It is important to acknowledge that today we are considering the impact on devolved competence of the narrow circumstances under which specific biometric data can be retained. The provisions in the Counter-Terrorism and Border Security Bill change the existing maximum retention period from two to five years; it is important to note that there are no proposed changes to oversight or safeguards in relation to the retention of data, which will still be subject to review by the Commissioner for the Retention and Use of Biometric Material. Indeed, the proposed change was recommended by the commissioner in the annual report that he published in April.
On John Finnie’s concern about databases, I reiterate that the data in question is that which is defined in the Criminal Procedure (Scotland) Act 1995 and does not include images. Biometric data that is subject to national security determination is stored in a number of national databases, none of which is the police national database.
I share Mr Finnie’s concerns about the issues that have been raised, not least in the recent court judgment that was critical of the governance arrangements for images.
I heard Mr Finnie rightly ask about a human rights assessment. Labour members are minded to support the Government on the LCM, but the point about a human rights assessment is important. Will the cabinet secretary answer the question and say whether such an assessment has been made?
I was coming to that point.
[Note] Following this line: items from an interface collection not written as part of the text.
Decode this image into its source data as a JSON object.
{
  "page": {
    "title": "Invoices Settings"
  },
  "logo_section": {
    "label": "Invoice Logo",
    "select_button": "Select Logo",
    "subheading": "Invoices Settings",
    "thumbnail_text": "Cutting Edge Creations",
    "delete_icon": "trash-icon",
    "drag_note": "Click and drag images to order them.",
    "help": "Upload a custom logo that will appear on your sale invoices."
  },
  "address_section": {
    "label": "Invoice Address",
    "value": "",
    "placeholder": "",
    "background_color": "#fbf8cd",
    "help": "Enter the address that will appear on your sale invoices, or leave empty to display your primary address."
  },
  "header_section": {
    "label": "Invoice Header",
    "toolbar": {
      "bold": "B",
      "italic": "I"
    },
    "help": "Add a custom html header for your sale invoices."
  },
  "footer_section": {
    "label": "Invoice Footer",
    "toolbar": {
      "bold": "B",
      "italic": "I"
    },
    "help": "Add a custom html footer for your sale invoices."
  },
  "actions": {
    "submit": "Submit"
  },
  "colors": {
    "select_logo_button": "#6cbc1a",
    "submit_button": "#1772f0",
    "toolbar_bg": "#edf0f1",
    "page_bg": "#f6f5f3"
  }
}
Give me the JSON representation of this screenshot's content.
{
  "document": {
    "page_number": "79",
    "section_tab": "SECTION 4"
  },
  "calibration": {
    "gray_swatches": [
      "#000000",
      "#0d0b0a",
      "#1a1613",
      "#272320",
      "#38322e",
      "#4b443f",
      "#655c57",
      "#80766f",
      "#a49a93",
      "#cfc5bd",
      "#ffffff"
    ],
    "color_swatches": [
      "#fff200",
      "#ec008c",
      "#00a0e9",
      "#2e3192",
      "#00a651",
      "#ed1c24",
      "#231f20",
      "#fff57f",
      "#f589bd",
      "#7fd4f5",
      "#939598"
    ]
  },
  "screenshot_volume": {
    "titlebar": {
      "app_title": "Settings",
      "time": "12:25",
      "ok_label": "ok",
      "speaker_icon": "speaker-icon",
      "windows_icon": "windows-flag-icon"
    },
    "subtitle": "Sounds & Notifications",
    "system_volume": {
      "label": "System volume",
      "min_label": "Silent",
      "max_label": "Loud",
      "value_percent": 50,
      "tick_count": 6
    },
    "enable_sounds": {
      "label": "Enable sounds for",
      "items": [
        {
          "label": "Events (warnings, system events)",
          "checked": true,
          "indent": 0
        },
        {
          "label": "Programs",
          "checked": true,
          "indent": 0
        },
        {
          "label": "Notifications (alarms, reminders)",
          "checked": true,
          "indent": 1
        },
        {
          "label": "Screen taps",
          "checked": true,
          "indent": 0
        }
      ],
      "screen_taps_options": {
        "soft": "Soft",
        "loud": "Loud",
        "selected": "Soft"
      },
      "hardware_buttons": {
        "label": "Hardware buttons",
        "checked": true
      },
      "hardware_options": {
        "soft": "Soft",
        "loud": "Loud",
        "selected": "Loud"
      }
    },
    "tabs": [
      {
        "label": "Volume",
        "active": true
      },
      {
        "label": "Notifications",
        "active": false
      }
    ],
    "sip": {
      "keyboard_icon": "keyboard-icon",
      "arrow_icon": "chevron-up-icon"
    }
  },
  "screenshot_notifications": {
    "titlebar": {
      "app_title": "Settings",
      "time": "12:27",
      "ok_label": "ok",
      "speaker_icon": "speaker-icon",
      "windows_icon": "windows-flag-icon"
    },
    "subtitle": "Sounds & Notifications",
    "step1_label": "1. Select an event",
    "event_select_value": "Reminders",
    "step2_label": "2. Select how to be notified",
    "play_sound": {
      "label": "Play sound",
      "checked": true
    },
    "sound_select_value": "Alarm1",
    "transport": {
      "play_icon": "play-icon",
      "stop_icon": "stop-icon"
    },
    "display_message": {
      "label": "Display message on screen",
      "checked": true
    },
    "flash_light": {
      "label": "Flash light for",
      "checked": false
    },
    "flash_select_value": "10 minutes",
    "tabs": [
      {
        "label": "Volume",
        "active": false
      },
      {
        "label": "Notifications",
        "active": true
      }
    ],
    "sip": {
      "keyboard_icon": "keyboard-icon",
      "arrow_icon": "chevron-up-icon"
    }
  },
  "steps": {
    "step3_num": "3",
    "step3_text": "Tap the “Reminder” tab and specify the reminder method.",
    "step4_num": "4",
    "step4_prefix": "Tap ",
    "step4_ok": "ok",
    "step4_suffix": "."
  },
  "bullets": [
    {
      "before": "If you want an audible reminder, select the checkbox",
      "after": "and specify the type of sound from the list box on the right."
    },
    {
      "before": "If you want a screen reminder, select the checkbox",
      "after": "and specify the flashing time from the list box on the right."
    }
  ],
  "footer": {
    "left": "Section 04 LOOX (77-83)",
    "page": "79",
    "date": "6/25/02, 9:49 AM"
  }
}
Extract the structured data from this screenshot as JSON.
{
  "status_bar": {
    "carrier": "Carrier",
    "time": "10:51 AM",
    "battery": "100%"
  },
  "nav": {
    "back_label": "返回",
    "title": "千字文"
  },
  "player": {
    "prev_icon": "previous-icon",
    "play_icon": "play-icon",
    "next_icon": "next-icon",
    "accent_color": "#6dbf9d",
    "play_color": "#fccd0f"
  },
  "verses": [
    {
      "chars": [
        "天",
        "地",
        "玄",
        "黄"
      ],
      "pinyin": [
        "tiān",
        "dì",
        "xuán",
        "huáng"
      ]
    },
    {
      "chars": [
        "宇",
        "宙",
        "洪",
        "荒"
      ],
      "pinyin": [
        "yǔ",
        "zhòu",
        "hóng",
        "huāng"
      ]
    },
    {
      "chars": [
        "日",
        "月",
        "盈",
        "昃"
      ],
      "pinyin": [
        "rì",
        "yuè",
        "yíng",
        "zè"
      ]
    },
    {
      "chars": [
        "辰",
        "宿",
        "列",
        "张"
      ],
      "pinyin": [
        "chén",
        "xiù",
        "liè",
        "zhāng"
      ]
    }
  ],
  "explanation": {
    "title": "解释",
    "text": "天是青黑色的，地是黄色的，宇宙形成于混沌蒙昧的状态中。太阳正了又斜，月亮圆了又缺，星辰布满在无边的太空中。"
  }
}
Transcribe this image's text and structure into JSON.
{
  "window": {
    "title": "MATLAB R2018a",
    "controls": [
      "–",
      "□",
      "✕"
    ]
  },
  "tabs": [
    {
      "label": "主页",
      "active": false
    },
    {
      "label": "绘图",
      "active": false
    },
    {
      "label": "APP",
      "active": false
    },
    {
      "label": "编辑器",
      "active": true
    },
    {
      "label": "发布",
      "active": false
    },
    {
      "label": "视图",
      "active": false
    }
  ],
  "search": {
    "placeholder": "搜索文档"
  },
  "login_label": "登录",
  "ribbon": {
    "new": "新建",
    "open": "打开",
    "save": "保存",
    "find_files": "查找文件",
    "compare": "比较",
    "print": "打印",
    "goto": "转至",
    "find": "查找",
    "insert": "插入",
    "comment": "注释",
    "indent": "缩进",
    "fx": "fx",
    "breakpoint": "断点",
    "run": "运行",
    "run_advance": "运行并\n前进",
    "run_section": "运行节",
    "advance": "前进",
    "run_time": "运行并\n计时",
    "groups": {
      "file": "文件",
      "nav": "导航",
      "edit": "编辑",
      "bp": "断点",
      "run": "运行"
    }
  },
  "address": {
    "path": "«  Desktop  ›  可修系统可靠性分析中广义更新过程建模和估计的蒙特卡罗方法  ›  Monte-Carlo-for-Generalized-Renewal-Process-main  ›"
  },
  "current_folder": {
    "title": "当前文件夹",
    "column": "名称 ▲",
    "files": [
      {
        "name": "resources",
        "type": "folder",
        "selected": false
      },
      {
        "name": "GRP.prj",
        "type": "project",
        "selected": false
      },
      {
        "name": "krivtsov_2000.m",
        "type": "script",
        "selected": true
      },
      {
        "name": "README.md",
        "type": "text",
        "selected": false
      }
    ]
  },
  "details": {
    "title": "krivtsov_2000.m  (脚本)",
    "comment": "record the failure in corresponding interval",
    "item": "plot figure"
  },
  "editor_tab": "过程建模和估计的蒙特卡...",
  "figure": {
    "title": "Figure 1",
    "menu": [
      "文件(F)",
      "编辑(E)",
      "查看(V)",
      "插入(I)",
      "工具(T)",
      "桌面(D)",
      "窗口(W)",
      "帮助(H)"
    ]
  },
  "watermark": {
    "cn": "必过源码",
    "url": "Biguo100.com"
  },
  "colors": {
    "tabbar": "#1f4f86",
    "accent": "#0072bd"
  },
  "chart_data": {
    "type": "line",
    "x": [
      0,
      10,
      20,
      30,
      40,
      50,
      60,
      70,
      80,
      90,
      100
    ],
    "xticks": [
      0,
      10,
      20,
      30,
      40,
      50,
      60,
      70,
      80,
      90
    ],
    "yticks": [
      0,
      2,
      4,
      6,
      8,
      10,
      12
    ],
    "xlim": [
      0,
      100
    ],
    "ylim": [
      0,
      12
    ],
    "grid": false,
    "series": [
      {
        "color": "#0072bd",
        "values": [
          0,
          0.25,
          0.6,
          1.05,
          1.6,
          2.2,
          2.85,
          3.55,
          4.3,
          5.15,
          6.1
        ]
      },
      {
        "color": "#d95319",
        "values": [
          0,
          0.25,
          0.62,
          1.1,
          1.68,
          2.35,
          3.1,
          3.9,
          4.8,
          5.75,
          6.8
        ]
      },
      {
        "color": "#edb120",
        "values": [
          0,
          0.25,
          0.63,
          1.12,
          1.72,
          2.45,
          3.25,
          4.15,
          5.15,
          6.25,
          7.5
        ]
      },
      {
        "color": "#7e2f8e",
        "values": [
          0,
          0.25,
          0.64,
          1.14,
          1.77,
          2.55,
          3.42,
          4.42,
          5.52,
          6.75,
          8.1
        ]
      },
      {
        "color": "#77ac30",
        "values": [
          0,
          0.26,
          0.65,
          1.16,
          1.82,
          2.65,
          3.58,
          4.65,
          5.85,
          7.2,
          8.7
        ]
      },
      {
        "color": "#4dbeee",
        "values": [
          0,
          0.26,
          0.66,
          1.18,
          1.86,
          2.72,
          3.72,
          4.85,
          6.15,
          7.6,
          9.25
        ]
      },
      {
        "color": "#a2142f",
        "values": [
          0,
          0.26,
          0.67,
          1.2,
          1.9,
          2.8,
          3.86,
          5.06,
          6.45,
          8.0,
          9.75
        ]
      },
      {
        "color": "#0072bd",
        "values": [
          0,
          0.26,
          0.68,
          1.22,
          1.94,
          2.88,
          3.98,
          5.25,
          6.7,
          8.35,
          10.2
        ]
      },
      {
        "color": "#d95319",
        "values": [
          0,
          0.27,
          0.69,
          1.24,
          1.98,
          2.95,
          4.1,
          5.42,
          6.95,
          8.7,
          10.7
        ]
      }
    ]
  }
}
I wanted first to address Mr Finnie’s question on databases. We take that issue extremely seriously. We will watch how the bill progresses through the UK Parliament—and it almost goes without saying that Scottish National Party members of that Parliament will be involved in the scrutiny of the bill, as they have been up to this point.
I was asked to reflect on the need to undertake an impact assessment on the specific issues on which we seek legislative consent. I acknowledge the concerns that organisations and individuals have raised about the bill in its entirety and I welcome the scrutiny that the bill rightly faces in the UK Parliament, but I do not consider it appropriate for the Scottish Government to undertake an impact assessment on a UK Government bill, the majority of which is within reserved competence.
I recognise the concerns of the committee and John Finnie, and I agree that the bill needs to be properly scrutinised, to ensure that any impact is necessary and proportionate. That scrutiny will happen in the UK Parliament, where the bill in its entirety is being considered. The provisions that are under consideration in relation to the legislative consent motion give consistency to law enforcement in the UK and will ensure that Scotland is not at a disadvantage in tackling the terrorist threats that we face.
On Daniel Johnson’s point, I wrote to the committee and my official spoke to a number of human rights organisations. Although those organisations have concerns about the bill more widely, they do not necessarily have concerns about the narrow issues that we are considering in the context of this legislative consent motion.
The question on the LCM will be put at decision time.